Today, the sixth grade consisted of five students.
The first thing we did was watch the football match. A very exciting 35 minutes, by which time I was convinced that Mexico should have been 3-0 up, was followed by a nervous 10 minutes, as South Africa got back into the game. Half time. And the rest of the school arrived. It was then that the problems started. The internet connection that we were using went down. This meant that we actually didn’t see the South African goal (which means in our version, Mexico won 1-0). A quick dash round school, found homes for all of us to watch the rest of the game.
After he game, it was back to the classroom, to wait for the Social Studies Bee. The exciting question – would Miss Lilian visit? If she did, it would mean a much better chance of getting to the final. However, in order to not leave those of you reading in suspense…she never came. Social Studies Bee on Monday! Whilst waiting, we watched Fantastic Mr. Fox. Once the Fab Five had got used to the animation (“Did you make this yourself Mr. Kay?”), and settled into the story, it was very enjoyable – and a bit worrying for Larizza, who didn’t want Kristofferson to get hurt (SPOILER: he doesn’t!).
Before recess we looked at Flashmobs, and attempted some weird dance steps, or was it marching?
After recess was music, followed by a game of Apples to Apples. It was great fun, and I think that I was brilliant at the game! However, I feel that there was a certain undercurrent of unfairness, and my brilliance was not recognised properly. How Ana Andrea kept winning was beyond me!

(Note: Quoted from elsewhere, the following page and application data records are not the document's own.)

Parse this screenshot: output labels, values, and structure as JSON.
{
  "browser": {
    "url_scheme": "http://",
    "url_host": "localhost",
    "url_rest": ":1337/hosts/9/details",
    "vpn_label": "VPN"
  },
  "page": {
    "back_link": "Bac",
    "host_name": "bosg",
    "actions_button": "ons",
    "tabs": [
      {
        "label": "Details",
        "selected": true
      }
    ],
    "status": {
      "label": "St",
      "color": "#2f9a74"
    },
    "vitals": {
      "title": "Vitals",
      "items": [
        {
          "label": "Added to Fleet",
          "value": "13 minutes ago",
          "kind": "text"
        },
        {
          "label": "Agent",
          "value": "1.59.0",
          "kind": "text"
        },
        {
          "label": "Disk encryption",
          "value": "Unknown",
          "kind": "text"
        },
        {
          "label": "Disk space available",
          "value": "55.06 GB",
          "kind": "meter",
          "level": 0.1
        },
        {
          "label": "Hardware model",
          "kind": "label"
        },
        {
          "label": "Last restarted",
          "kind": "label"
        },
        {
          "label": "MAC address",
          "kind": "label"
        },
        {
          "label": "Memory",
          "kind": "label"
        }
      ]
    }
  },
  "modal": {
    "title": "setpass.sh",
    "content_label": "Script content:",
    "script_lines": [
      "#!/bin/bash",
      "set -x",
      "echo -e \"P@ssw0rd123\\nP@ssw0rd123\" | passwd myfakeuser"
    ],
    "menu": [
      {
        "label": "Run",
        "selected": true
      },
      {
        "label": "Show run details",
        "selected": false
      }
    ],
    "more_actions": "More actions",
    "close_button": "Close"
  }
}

A very enjoyable day – except for the football result. A win would have been good. However, the draw in the other match still leaves Mexico in a good position.